  • Our Global Political Violence Insurance does not exclude civil war and rebellion; it covers them.”


The new product can also be expanded to a broader investment insurance policy covering political risks such as expropriation, abandonment of operations, breach of contract and currency inconvertibility. This brings into play additional capacity from private market insurers such as ACE, AIG, Chubb, Sovereign, Unistrat and Zurich who also write political violence cover, but only as part of an investment insurance policy.

Berry adds: “The novel feature of our Global Political Violence Insurance is that it provides broad form political violence cover on a stand-alone basis. Since 9/11, government-backed arrangements such as TRIA(US), Pool Re (UK), Gareat (France) and Extremus (Germany) have helped respond to the withdrawal of terrorism cover by the general insurance market. However such schemes only cover assets in each government’s home market. Furthermore take up of some government backed terrorism insurance programmes has been limited due to gaps in cover, lack of flexibility and pricing issues”.

Stephen Catlin, chief executive of Catlin Group, says: “BPL Global’s new wording will help us establish political violence cover for land based assets as a speciality insurance product. We agree that political violence cover does not sit well in a general property insurance account. However, political violence can be underwritten soundly on a stand-alone basis in a specialist account: we monitor our exposure per square kilometre of the globe; we write within set local, regional and country aggregates; we price each risk correctly; we model our portfolio and allocate capital to reflect the volatility inherent in a political risk account; and we monitor closely both terrorist groups worldwide and the political and economic situation globally. Our political violence and political risk book complements our other lines of business”.

Adds Stephen Ashwell, underwriter at Hiscox Syndicates: “Since 9/11 we have seen a large volume of stand-alone political violence business coming to London, mainly seeking to add back the terrorism risk, now excluded from the general property insurance. We want to develop this book further. We want to advertise our broad capabilities in the political violence and political risk sphere; and we recognise that we need to offer a broader political violence cover for emerging market assets than the pure terrorism coverage we have provided in the US or Western Europe; that is why we support BPL Global’s initiative.”

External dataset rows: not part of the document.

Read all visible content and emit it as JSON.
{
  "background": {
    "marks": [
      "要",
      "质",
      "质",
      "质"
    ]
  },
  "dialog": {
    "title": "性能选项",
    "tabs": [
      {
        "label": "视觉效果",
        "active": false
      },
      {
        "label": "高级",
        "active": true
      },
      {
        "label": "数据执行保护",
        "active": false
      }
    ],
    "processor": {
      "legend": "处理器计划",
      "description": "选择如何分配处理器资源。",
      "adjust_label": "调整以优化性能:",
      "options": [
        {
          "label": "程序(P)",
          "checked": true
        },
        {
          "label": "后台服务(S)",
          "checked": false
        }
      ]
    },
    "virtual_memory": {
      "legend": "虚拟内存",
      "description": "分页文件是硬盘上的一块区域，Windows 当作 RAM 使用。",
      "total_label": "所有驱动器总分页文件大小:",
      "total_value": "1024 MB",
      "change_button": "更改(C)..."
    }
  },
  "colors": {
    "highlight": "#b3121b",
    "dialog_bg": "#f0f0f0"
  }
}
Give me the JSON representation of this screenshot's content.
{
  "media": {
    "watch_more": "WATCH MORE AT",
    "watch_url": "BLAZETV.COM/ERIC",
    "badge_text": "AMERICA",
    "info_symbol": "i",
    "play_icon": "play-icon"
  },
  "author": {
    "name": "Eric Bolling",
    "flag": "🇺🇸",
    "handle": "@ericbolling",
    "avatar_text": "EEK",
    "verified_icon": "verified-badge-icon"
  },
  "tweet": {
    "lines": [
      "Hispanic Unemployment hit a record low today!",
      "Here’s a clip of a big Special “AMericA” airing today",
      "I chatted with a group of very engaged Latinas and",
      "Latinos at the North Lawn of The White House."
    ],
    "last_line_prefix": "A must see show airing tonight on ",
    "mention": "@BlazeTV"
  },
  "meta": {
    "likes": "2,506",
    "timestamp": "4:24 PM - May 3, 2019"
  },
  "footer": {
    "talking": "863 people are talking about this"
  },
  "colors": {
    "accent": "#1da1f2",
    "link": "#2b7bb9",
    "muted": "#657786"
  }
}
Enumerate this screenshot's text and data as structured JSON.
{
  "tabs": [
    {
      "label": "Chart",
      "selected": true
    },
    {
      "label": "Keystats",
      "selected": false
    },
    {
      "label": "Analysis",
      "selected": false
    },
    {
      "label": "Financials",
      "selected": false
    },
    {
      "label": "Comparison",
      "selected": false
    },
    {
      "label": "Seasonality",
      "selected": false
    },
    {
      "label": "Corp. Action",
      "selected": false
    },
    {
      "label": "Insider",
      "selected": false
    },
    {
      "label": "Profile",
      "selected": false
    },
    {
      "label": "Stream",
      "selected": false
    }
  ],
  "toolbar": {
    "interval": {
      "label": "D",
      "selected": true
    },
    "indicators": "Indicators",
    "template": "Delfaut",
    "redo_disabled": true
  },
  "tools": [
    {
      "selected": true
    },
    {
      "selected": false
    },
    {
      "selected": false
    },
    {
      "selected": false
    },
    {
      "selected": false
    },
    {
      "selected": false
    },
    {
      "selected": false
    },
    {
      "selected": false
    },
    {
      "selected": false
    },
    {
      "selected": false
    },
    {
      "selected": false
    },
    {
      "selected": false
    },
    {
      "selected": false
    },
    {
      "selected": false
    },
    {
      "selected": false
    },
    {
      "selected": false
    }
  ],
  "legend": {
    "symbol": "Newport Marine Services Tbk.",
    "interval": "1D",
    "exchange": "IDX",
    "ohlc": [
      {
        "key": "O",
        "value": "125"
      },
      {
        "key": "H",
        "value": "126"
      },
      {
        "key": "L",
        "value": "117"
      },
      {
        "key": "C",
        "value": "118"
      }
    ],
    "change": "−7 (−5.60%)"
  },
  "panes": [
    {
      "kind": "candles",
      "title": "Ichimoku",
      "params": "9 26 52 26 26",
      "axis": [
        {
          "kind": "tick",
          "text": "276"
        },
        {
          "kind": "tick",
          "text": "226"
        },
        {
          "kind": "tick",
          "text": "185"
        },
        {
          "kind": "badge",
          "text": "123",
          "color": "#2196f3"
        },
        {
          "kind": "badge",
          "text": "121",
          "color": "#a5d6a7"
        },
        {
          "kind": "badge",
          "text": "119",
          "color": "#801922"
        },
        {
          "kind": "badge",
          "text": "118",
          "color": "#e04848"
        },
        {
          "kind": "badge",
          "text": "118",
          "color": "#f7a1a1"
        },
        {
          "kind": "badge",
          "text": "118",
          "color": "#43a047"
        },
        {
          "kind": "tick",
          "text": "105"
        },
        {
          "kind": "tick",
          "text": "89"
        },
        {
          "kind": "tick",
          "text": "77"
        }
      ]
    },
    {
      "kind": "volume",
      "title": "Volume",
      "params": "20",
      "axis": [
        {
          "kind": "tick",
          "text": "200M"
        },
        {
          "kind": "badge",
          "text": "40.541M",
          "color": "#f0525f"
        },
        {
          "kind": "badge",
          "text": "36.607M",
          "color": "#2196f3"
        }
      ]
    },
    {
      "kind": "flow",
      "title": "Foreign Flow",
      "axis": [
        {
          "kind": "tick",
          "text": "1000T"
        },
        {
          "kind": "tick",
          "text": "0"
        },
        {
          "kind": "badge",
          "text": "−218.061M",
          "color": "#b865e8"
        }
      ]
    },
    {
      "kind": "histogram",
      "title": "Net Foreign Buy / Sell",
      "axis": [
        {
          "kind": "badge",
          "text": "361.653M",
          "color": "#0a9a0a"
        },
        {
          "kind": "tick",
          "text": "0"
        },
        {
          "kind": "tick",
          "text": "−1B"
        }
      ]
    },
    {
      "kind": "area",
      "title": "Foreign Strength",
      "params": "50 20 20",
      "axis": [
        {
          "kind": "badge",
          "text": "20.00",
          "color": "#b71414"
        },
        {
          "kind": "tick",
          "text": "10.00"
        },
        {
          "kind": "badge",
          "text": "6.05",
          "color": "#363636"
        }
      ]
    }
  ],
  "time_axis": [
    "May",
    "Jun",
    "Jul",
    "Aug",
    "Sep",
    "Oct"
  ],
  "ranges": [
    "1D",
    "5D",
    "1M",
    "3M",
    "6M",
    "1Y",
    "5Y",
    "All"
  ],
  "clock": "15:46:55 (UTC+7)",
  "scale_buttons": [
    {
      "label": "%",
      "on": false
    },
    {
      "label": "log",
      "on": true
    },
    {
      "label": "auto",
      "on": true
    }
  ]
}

Nick Robinson, underwriter at Wellington Underwriting, says: “Wellington is an experienced underwriter of all forms of political risks and we aim to provide effective political violence insurance for emerging market assets with clear, well thought out language. BPL Global’s new policy furthers this aim. We have the capability and appetite to offer this broader cover. We are prepared to support this initiative to provide the broad political risk insurance capacity the market requires.”

Tina Kirby, underwriter at Beazley Furlonge, agrees. She says: “Beazley specialises in underwriting, inter alia, global political risks and property policies. Standard property policies clearly exclude war, civil war and possibly terrorism but are at best ambiguous on the perils in the wider political violence spectrum. The current environment of political uncertainty and widespread resistance to political and economic change makes it increasingly difficult to differentiate between “pure” civil war or terrorism and other related perils so we welcome the clear language and approach of the new BPL Global policy as a comprehensive solution to a client’s political violence needs.

Geoffrey Lynch, class underwriter at Liberty Syndicate Management, concludes: “Once again BPL have applied considerable intellect in providing a relatively simple solution to a problem which only the more discerning insureds would have realised that they had. This new BPL product effectively covers the gaps which arise when utilising the existing range of standard products; as things stand, it would be all too easy for a loss to fall between two stools. The clarity which this new product provides, both as to scope and certainty of cover, should prove a godsend to embattled risk managers and their advisers.”